Epigenetic Landscapes and Regulatory Divergence of Human Craniofacial Traits

Investigator: Licia Selleri, MD, PhD
Sponsor: Stanford University

Location(s): United States


During development, cranial Neural Crest Cells (cNCCs) play major roles in establishing craniofacial morphology and determining its species-specific variation. To understand human distinctive features it is imperative to study human cNCCs and their derivatives in addition to cNCCs from model organisms. Since human NC formation occurs at 3 to 6 weeks of gestation and is largely inaccessible to genetic studies, we have established a human pluripotent stem cell-based cNCC differentiation model in the dish with high relevance to craniofacial development. Moreover, we have extended our model to chimpanzee cNCCs, allowing us to identify molecular features that distinguish human cNCCs from those of our closest evolutionary cousins.
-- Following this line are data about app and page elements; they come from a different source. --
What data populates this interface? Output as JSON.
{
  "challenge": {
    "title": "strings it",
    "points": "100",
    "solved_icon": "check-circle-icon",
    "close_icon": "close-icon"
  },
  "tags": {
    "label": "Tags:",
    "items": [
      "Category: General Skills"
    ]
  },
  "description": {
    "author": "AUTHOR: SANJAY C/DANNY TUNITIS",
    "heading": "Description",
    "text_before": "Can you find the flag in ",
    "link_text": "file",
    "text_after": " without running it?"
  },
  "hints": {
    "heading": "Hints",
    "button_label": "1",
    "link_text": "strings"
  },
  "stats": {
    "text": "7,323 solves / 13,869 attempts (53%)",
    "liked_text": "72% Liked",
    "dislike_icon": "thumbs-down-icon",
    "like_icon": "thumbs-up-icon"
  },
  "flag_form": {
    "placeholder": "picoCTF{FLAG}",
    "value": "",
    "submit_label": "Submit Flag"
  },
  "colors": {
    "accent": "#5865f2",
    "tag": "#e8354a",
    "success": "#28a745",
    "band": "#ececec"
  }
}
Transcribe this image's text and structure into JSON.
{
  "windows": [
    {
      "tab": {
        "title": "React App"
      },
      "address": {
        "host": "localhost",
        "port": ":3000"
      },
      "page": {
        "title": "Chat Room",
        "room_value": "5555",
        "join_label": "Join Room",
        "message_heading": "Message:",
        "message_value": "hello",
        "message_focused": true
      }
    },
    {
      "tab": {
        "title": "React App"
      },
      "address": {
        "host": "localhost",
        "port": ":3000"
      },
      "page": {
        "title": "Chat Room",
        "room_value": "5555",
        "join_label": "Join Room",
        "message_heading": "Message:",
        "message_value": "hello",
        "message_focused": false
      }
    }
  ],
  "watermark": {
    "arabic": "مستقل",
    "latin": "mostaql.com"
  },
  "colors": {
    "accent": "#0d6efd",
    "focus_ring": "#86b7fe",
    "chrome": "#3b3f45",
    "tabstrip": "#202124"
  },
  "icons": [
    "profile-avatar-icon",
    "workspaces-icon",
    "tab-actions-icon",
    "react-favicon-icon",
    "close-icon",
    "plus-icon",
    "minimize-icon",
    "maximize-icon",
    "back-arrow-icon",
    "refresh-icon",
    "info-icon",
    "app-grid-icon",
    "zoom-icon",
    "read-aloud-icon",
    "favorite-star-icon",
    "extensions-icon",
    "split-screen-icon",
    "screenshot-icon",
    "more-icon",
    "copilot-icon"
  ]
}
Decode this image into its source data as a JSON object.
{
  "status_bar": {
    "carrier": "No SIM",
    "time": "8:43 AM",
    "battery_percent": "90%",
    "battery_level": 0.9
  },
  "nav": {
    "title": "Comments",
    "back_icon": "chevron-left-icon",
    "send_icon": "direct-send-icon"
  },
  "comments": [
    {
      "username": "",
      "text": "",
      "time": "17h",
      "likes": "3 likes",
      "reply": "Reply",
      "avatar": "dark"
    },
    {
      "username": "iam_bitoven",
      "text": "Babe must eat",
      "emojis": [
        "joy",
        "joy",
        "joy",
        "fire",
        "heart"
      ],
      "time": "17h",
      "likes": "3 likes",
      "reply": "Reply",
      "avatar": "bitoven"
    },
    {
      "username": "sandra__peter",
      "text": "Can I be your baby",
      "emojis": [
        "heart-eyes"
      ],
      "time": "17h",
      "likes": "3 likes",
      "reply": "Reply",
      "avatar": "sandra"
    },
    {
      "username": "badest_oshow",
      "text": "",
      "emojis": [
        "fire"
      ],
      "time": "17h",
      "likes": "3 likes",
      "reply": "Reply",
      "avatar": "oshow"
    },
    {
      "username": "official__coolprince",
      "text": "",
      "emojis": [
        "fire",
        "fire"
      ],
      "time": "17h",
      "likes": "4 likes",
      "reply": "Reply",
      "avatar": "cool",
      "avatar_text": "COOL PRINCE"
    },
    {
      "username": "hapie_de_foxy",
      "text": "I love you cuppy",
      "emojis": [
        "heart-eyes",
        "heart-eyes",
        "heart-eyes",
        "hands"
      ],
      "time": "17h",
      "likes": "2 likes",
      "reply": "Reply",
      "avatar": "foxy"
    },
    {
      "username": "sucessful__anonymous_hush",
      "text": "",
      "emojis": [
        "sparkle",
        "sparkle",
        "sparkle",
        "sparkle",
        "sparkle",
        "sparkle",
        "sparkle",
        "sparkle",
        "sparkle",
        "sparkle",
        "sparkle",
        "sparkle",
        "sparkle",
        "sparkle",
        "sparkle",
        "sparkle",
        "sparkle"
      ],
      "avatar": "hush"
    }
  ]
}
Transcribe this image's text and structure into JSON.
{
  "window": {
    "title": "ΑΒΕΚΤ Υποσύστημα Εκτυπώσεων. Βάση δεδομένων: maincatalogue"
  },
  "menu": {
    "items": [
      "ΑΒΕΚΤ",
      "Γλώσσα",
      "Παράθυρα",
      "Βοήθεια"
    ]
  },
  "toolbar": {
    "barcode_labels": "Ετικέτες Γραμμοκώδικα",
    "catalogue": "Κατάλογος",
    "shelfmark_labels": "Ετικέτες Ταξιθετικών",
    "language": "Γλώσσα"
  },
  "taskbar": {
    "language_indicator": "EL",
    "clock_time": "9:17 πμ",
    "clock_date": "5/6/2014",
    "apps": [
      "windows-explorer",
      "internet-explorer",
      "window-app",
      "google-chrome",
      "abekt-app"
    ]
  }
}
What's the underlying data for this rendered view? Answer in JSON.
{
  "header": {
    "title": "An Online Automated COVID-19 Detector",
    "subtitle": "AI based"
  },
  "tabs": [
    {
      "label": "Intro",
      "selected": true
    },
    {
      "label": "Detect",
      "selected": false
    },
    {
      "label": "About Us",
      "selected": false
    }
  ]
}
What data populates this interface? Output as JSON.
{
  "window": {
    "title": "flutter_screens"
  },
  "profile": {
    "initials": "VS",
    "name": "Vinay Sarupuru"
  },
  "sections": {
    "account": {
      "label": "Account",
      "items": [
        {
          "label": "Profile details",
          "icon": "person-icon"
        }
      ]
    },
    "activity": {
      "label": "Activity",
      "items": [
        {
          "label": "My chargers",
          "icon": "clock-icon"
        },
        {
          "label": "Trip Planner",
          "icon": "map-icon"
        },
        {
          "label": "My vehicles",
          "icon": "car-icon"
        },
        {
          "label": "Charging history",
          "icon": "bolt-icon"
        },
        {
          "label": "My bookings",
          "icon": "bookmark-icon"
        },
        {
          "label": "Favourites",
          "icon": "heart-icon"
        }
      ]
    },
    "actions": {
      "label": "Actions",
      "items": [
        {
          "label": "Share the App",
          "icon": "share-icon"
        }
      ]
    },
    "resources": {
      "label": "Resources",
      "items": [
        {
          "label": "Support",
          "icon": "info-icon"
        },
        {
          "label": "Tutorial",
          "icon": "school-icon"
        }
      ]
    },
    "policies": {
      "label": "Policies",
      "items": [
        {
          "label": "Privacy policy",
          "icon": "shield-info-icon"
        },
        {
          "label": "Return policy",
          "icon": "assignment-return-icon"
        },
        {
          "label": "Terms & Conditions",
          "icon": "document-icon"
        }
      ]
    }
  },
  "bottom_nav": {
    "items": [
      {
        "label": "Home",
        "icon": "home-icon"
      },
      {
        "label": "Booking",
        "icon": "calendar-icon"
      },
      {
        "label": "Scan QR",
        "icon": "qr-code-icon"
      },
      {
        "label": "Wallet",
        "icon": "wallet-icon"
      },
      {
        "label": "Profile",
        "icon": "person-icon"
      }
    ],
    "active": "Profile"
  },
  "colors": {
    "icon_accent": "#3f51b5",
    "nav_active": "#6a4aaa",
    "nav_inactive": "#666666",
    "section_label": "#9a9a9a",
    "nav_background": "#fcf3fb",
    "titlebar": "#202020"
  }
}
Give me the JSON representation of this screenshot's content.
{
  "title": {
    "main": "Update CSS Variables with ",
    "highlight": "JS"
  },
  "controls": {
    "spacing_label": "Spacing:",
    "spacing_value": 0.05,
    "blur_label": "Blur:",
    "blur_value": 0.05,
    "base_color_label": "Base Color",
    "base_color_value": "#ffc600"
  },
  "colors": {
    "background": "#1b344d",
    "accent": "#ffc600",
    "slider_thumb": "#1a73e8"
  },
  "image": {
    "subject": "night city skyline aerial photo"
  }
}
Aim 1 Characterize epigenetic landscapes and transcriptomes of human and chimpanzee cNCCs and to identify conserved and species- specific cis-regulatory elements utilized by this unique cell type. Since chromatin modification maps from NCCs of any organism are not yet publicly available beyond our report, we will generate chromatin marking profiles from a cohort of human and chimp postmigratory cNCCs, complemented with transcriptome analyses. Thus, we will create "reference epigenomes" that will be annotated for active and poised enhancers and promoters. We have already identified over 2000 regulatory elements that show strong species-specific bias in their chromatin marks in human versus chimpanzee, arguing that human-specific cNCC molecular features do exist and may underlie human-specific craniofacial divergence. These datasets will provide a rich resource for future investigations of the transcriptional and epigenetic basis of human craniofacial evolution, development, and disease.
Aim 2 Analyze candidate human-specific craniofacial enhancer activity in vivo. To this end, transgenic reporter assays in mouse embryos will be used to analyze the activity of 50 human regulatory elements that either gained or lost active enhancer signature in human cNCCs, as compared to the 50 orthologous chimpanzee regions. Thus, we will generate a validated set of human-specific craniofacial enhancers that can be further explored in mechanistic studies. For 10 selected human-specific enhancers exhibiting gain or loss of activity, interesting activity patterns, or relevant association with craniofacial development or disease in humans, we will utilize BAC recombineering to further develop founder transgenic lines that will be distributed to the craniofacial community.